> Work order
Could you return each entry below exactly as written, minus any pictures?

++++

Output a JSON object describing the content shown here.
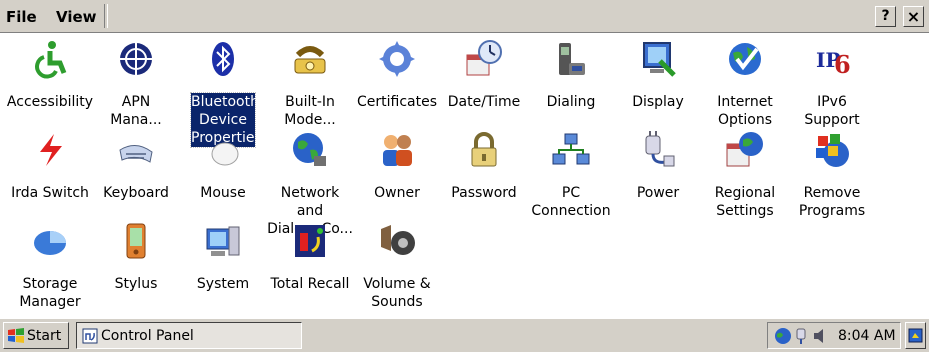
{
  "menubar": {
    "file_label": "File",
    "view_label": "View",
    "help_label": "?",
    "close_label": "×"
  },
  "items": [
    {
      "label": "Accessibility",
      "icon": "accessibility-icon"
    },
    {
      "label": "APN\nMana...",
      "icon": "apn-icon"
    },
    {
      "label": "Bluetooth\nDevice\nProperties",
      "icon": "bluetooth-icon",
      "selected": true
    },
    {
      "label": "Built-In\nMode...",
      "icon": "phone-modem-icon"
    },
    {
      "label": "Certificates",
      "icon": "certificates-icon"
    },
    {
      "label": "Date/Time",
      "icon": "clock-calendar-icon"
    },
    {
      "label": "Dialing",
      "icon": "dialing-icon"
    },
    {
      "label": "Display",
      "icon": "display-icon"
    },
    {
      "label": "Internet\nOptions",
      "icon": "globe-check-icon"
    },
    {
      "label": "IPv6\nSupport",
      "icon": "ipv6-icon"
    },
    {
      "label": "Irda Switch",
      "icon": "irda-icon"
    },
    {
      "label": "Keyboard",
      "icon": "keyboard-icon"
    },
    {
      "label": "Mouse",
      "icon": "mouse-icon"
    },
    {
      "label": "Network and\nDial-up Co...",
      "icon": "network-globe-icon"
    },
    {
      "label": "Owner",
      "icon": "owner-icon"
    },
    {
      "label": "Password",
      "icon": "password-lock-icon"
    },
    {
      "label": "PC\nConnection",
      "icon": "pc-connection-icon"
    },
    {
      "label": "Power",
      "icon": "power-plug-icon"
    },
    {
      "label": "Regional\nSettings",
      "icon": "regional-settings-icon"
    },
    {
      "label": "Remove\nPrograms",
      "icon": "remove-programs-icon"
    },
    {
      "label": "Storage\nManager",
      "icon": "storage-icon"
    },
    {
      "label": "Stylus",
      "icon": "stylus-icon"
    },
    {
      "label": "System",
      "icon": "system-icon"
    },
    {
      "label": "Total Recall",
      "icon": "total-recall-icon"
    },
    {
      "label": "Volume &\nSounds",
      "icon": "speaker-icon"
    }
  ],
  "taskbar": {
    "start_label": "Start",
    "task_label": "Control Panel",
    "time": "8:04 AM"
  },
  "colors": {
    "selection": "#0a246a",
    "chrome": "#d4d0c8"
  }
}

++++

> Finished task
Output a JSON object describing the content shown here.
{
  "menubar": {
    "file_label": "File",
    "view_label": "View",
    "help_label": "?",
    "close_label": "×"
  },
  "items": [
    {
      "label": "Accessibility",
      "icon": "accessibility-icon"
    },
    {
      "label": "APN\nMana...",
      "icon": "apn-icon"
    },
    {
      "label": "Bluetooth\nDevice\nProperties",
      "icon": "bluetooth-icon",
      "selected": true
    },
    {
      "label": "Built-In\nMode...",
      "icon": "phone-modem-icon"
    },
    {
      "label": "Certificates",
      "icon": "certificates-icon"
    },
    {
      "label": "Date/Time",
      "icon": "clock-calendar-icon"
    },
    {
      "label": "Dialing",
      "icon": "dialing-icon"
    },
    {
      "label": "Display",
      "icon": "display-icon"
    },
    {
      "label": "Internet\nOptions",
      "icon": "globe-check-icon"
    },
    {
      "label": "IPv6\nSupport",
      "icon": "ipv6-icon"
    },
    {
      "label": "Irda Switch",
      "icon": "irda-icon"
    },
    {
      "label": "Keyboard",
      "icon": "keyboard-icon"
    },
    {
      "label": "Mouse",
      "icon": "mouse-icon"
    },
    {
      "label": "Network and\nDial-up Co...",
      "icon": "network-globe-icon"
    },
    {
      "label": "Owner",
      "icon": "owner-icon"
    },
    {
      "label": "Password",
      "icon": "password-lock-icon"
    },
    {
      "label": "PC\nConnection",
      "icon": "pc-connection-icon"
    },
    {
      "label": "Power",
      "icon": "power-plug-icon"
    },
    {
      "label": "Regional\nSettings",
      "icon": "regional-settings-icon"
    },
    {
      "label": "Remove\nPrograms",
      "icon": "remove-programs-icon"
    },
    {
      "label": "Storage\nManager",
      "icon": "storage-icon"
    },
    {
      "label": "Stylus",
      "icon": "stylus-icon"
    },
    {
      "label": "System",
      "icon": "system-icon"
    },
    {
      "label": "Total Recall",
      "icon": "total-recall-icon"
    },
    {
      "label": "Volume &\nSounds",
      "icon": "speaker-icon"
    }
  ],
  "taskbar": {
    "start_label": "Start",
    "task_label": "Control Panel",
    "time": "8:04 AM"
  },
  "colors": {
    "selection": "#0a246a",
    "chrome": "#d4d0c8"
  }
}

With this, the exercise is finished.